▸ **Exercise brief**: Exact repetition of the data below is required.

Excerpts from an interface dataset

-------------------------

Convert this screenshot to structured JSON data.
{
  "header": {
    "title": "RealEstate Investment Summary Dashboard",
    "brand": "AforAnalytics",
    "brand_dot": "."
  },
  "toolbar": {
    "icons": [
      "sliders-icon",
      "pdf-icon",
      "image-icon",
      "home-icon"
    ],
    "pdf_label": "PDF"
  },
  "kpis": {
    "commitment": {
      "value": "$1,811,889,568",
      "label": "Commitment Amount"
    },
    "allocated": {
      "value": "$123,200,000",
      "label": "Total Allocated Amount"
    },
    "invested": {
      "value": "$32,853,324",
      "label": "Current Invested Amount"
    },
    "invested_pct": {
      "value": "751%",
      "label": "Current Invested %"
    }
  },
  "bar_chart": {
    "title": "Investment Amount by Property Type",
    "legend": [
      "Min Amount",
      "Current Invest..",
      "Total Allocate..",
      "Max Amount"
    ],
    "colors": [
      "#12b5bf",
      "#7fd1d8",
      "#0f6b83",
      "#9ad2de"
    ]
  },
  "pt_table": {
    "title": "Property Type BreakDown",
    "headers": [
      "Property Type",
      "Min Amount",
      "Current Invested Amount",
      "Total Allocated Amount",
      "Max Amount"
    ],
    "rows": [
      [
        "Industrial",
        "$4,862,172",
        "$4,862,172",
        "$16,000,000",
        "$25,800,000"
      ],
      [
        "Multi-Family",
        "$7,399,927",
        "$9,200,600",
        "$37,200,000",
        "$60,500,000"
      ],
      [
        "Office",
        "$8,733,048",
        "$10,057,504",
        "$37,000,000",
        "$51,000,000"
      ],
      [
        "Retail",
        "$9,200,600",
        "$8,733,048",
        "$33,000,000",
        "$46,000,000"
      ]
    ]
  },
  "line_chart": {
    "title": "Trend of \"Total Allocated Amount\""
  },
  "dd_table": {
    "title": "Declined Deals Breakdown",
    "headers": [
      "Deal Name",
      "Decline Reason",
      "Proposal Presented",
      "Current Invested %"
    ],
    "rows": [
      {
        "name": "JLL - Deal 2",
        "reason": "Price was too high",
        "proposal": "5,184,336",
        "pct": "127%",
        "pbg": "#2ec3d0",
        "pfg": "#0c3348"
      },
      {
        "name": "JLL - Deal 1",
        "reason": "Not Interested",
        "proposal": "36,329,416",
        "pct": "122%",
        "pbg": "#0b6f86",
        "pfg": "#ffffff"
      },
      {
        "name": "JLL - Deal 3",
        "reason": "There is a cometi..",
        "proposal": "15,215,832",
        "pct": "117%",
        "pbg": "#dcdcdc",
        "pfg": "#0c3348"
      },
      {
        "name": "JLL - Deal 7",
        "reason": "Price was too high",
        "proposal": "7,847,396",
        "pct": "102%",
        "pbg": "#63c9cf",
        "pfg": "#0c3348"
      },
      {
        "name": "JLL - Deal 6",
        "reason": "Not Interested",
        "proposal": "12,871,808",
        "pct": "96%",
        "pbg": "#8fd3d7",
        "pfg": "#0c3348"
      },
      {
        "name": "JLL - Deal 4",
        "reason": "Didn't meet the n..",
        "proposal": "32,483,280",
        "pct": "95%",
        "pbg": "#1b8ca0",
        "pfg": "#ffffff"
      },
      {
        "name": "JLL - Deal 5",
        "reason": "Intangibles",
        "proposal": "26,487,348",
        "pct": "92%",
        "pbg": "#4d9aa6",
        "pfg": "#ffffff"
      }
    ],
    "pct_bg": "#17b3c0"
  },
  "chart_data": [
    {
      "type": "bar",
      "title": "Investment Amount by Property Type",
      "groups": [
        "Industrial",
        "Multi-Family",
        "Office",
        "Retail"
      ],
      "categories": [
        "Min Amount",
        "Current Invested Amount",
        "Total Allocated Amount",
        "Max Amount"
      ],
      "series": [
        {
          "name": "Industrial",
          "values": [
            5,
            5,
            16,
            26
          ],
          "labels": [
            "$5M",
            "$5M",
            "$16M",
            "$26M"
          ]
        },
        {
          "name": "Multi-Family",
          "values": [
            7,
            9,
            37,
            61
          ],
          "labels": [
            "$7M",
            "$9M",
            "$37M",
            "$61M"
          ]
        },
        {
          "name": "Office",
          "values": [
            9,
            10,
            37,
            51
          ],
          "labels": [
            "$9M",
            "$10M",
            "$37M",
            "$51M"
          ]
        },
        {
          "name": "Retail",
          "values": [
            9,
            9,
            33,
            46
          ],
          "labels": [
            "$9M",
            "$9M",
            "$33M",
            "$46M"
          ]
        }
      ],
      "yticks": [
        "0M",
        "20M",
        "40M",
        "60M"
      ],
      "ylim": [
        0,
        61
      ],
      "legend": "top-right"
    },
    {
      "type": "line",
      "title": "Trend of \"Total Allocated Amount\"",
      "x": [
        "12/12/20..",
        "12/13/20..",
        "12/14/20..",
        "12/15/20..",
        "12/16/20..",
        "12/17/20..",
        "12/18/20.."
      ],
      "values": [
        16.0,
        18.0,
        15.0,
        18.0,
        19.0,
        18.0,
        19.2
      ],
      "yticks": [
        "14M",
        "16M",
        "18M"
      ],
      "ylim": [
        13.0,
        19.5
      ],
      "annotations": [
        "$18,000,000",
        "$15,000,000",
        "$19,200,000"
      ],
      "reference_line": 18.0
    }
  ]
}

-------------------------

▸ **Reply to the exercise**:
Convert this screenshot to structured JSON data.
{
  "header": {
    "title": "RealEstate Investment Summary Dashboard",
    "brand": "AforAnalytics",
    "brand_dot": "."
  },
  "toolbar": {
    "icons": [
      "sliders-icon",
      "pdf-icon",
      "image-icon",
      "home-icon"
    ],
    "pdf_label": "PDF"
  },
  "kpis": {
    "commitment": {
      "value": "$1,811,889,568",
      "label": "Commitment Amount"
    },
    "allocated": {
      "value": "$123,200,000",
      "label": "Total Allocated Amount"
    },
    "invested": {
      "value": "$32,853,324",
      "label": "Current Invested Amount"
    },
    "invested_pct": {
      "value": "751%",
      "label": "Current Invested %"
    }
  },
  "bar_chart": {
    "title": "Investment Amount by Property Type",
    "legend": [
      "Min Amount",
      "Current Invest..",
      "Total Allocate..",
      "Max Amount"
    ],
    "colors": [
      "#12b5bf",
      "#7fd1d8",
      "#0f6b83",
      "#9ad2de"
    ]
  },
  "pt_table": {
    "title": "Property Type BreakDown",
    "headers": [
      "Property Type",
      "Min Amount",
      "Current Invested Amount",
      "Total Allocated Amount",
      "Max Amount"
    ],
    "rows": [
      [
        "Industrial",
        "$4,862,172",
        "$4,862,172",
        "$16,000,000",
        "$25,800,000"
      ],
      [
        "Multi-Family",
        "$7,399,927",
        "$9,200,600",
        "$37,200,000",
        "$60,500,000"
      ],
      [
        "Office",
        "$8,733,048",
        "$10,057,504",
        "$37,000,000",
        "$51,000,000"
      ],
      [
        "Retail",
        "$9,200,600",
        "$8,733,048",
        "$33,000,000",
        "$46,000,000"
      ]
    ]
  },
  "line_chart": {
    "title": "Trend of \"Total Allocated Amount\""
  },
  "dd_table": {
    "title": "Declined Deals Breakdown",
    "headers": [
      "Deal Name",
      "Decline Reason",
      "Proposal Presented",
      "Current Invested %"
    ],
    "rows": [
      {
        "name": "JLL - Deal 2",
        "reason": "Price was too high",
        "proposal": "5,184,336",
        "pct": "127%",
        "pbg": "#2ec3d0",
        "pfg": "#0c3348"
      },
      {
        "name": "JLL - Deal 1",
        "reason": "Not Interested",
        "proposal": "36,329,416",
        "pct": "122%",
        "pbg": "#0b6f86",
        "pfg": "#ffffff"
      },
      {
        "name": "JLL - Deal 3",
        "reason": "There is a cometi..",
        "proposal": "15,215,832",
        "pct": "117%",
        "pbg": "#dcdcdc",
        "pfg": "#0c3348"
      },
      {
        "name": "JLL - Deal 7",
        "reason": "Price was too high",
        "proposal": "7,847,396",
        "pct": "102%",
        "pbg": "#63c9cf",
        "pfg": "#0c3348"
      },
      {
        "name": "JLL - Deal 6",
        "reason": "Not Interested",
        "proposal": "12,871,808",
        "pct": "96%",
        "pbg": "#8fd3d7",
        "pfg": "#0c3348"
      },
      {
        "name": "JLL - Deal 4",
        "reason": "Didn't meet the n..",
        "proposal": "32,483,280",
        "pct": "95%",
        "pbg": "#1b8ca0",
        "pfg": "#ffffff"
      },
      {
        "name": "JLL - Deal 5",
        "reason": "Intangibles",
        "proposal": "26,487,348",
        "pct": "92%",
        "pbg": "#4d9aa6",
        "pfg": "#ffffff"
      }
    ],
    "pct_bg": "#17b3c0"
  },
  "chart_data": [
    {
      "type": "bar",
      "title": "Investment Amount by Property Type",
      "groups": [
        "Industrial",
        "Multi-Family",
        "Office",
        "Retail"
      ],
      "categories": [
        "Min Amount",
        "Current Invested Amount",
        "Total Allocated Amount",
        "Max Amount"
      ],
      "series": [
        {
          "name": "Industrial",
          "values": [
            5,
            5,
            16,
            26
          ],
          "labels": [
            "$5M",
            "$5M",
            "$16M",
            "$26M"
          ]
        },
        {
          "name": "Multi-Family",
          "values": [
            7,
            9,
            37,
            61
          ],
          "labels": [
            "$7M",
            "$9M",
            "$37M",
            "$61M"
          ]
        },
        {
          "name": "Office",
          "values": [
            9,
            10,
            37,
            51
          ],
          "labels": [
            "$9M",
            "$10M",
            "$37M",
            "$51M"
          ]
        },
        {
          "name": "Retail",
          "values": [
            9,
            9,
            33,
            46
          ],
          "labels": [
            "$9M",
            "$9M",
            "$33M",
            "$46M"
          ]
        }
      ],
      "yticks": [
        "0M",
        "20M",
        "40M",
        "60M"
      ],
      "ylim": [
        0,
        61
      ],
      "legend": "top-right"
    },
    {
      "type": "line",
      "title": "Trend of \"Total Allocated Amount\"",
      "x": [
        "12/12/20..",
        "12/13/20..",
        "12/14/20..",
        "12/15/20..",
        "12/16/20..",
        "12/17/20..",
        "12/18/20.."
      ],
      "values": [
        16.0,
        18.0,
        15.0,
        18.0,
        19.0,
        18.0,
        19.2
      ],
      "yticks": [
        "14M",
        "16M",
        "18M"
      ],
      "ylim": [
        13.0,
        19.5
      ],
      "annotations": [
        "$18,000,000",
        "$15,000,000",
        "$19,200,000"
      ],
      "reference_line": 18.0
    }
  ]
}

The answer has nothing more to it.